SUPPLIED MATERIAL:

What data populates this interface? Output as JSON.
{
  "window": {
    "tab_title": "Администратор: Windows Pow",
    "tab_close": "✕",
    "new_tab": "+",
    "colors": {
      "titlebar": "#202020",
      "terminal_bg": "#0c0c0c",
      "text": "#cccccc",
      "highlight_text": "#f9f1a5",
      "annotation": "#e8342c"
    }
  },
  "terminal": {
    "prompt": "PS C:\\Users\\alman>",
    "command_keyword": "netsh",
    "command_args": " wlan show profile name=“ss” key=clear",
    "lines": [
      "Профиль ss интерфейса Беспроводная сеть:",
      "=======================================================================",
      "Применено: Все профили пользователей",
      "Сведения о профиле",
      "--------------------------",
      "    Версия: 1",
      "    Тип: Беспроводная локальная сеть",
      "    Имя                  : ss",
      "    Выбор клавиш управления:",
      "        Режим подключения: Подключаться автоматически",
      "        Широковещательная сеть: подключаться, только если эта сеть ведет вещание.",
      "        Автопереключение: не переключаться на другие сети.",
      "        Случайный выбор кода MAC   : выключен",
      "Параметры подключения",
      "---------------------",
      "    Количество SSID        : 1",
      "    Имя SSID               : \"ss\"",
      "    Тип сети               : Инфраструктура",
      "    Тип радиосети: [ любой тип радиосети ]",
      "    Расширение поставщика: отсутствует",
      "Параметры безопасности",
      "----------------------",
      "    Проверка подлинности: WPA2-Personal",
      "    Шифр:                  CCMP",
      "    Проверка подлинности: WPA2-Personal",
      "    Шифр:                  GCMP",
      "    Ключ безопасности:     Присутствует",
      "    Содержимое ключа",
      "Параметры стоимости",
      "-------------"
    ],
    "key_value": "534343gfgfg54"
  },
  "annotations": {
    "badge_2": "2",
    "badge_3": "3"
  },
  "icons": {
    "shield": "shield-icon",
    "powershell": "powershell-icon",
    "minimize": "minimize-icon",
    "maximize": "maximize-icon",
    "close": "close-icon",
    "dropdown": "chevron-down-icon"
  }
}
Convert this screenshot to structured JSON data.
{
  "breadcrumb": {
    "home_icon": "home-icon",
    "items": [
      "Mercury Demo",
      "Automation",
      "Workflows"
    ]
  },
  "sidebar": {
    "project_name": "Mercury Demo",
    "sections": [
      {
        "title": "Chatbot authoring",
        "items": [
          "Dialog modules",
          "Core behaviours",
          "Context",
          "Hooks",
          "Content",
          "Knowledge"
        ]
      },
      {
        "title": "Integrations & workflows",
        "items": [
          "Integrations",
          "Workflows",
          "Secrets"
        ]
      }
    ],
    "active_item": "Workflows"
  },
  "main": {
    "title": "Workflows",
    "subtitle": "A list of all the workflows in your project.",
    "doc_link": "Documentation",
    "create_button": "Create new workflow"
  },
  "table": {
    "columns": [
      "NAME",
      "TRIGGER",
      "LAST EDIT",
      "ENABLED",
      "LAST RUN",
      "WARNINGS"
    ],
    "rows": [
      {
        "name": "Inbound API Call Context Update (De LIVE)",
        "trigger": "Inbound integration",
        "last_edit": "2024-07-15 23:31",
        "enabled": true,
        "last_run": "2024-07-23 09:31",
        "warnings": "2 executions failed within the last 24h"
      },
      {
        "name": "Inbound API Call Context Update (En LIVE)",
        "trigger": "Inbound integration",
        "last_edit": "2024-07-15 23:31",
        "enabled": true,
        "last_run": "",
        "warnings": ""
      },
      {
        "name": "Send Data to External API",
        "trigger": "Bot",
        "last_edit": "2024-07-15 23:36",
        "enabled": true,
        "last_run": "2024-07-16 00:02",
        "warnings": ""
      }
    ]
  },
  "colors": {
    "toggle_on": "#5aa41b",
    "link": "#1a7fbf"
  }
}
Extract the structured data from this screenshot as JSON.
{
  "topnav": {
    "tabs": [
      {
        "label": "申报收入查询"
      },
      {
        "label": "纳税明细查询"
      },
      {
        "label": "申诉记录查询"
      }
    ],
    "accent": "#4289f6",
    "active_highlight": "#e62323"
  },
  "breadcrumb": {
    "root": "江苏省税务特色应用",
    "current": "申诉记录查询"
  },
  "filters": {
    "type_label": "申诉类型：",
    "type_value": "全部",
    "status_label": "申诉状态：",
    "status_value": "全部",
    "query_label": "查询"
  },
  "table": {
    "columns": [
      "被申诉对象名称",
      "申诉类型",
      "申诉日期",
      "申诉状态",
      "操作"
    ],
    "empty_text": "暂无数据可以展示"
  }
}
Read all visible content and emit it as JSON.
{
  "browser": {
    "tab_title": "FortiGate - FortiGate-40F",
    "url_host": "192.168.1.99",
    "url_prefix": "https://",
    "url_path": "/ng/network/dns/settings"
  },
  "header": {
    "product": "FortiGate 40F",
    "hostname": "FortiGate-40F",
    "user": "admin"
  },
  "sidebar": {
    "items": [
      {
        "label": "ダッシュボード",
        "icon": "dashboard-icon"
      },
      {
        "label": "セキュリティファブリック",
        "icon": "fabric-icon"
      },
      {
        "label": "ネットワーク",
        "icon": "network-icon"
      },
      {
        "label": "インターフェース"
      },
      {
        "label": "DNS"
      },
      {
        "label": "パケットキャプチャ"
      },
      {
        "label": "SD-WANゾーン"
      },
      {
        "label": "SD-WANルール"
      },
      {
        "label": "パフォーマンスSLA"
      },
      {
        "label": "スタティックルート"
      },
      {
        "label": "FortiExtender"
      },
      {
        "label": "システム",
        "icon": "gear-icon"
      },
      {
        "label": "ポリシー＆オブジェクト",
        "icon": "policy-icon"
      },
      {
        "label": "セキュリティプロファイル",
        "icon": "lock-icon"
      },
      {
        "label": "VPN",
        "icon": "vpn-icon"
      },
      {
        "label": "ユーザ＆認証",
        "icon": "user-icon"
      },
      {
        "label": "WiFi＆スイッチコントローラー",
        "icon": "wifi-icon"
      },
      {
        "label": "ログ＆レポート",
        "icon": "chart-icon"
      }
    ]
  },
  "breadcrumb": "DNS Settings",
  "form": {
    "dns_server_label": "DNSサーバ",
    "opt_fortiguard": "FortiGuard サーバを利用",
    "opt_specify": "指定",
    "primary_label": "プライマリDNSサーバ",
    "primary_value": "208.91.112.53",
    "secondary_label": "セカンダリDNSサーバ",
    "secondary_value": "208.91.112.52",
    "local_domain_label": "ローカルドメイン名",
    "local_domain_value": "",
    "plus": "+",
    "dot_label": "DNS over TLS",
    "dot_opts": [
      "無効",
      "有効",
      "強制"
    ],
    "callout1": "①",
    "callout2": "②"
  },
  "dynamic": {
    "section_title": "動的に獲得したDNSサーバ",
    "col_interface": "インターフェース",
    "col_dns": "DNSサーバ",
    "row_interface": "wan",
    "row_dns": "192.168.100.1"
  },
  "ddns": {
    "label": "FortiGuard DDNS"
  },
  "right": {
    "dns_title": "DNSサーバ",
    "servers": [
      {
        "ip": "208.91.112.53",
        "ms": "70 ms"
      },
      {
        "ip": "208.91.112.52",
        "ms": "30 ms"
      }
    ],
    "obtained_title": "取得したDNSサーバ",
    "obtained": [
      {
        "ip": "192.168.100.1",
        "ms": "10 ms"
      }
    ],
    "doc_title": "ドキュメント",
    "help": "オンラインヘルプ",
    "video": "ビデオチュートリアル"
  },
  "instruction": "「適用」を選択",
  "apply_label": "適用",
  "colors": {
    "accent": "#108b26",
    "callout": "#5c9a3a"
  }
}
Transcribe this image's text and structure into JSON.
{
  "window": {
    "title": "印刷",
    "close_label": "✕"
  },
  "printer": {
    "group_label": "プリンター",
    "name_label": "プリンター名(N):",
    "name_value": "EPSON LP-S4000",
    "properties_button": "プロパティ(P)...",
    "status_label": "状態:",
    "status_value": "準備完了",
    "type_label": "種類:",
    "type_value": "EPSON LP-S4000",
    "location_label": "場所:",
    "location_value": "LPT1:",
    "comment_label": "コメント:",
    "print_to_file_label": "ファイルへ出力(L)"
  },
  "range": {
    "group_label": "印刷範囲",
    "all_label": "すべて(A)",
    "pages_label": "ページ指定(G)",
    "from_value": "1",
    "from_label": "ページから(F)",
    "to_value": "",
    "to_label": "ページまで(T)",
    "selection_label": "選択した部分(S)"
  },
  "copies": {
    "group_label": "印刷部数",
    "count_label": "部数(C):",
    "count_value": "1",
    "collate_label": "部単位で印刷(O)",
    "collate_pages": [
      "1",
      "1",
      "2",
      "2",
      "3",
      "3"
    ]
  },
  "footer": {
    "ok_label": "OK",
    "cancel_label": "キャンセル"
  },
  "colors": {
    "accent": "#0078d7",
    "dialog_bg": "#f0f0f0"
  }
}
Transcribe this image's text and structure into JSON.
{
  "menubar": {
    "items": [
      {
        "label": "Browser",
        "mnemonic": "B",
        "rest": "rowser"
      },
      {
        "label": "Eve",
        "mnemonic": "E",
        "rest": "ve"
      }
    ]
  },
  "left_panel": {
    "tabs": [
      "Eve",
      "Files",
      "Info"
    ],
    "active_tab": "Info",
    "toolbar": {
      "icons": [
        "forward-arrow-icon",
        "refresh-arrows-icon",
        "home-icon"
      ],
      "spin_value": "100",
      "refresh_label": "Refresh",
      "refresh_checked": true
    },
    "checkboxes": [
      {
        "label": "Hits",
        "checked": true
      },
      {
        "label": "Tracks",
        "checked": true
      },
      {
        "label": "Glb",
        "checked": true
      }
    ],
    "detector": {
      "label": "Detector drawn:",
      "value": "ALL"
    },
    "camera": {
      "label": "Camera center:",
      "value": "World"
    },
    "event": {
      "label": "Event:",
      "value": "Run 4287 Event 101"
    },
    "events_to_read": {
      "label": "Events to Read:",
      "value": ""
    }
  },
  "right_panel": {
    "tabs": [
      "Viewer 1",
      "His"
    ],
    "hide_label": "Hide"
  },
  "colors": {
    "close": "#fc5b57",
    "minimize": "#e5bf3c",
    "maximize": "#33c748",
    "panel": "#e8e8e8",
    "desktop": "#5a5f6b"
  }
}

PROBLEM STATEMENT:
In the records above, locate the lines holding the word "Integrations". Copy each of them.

OUTPUT:
        "title": "Integrations & workflows",
          "Integrations",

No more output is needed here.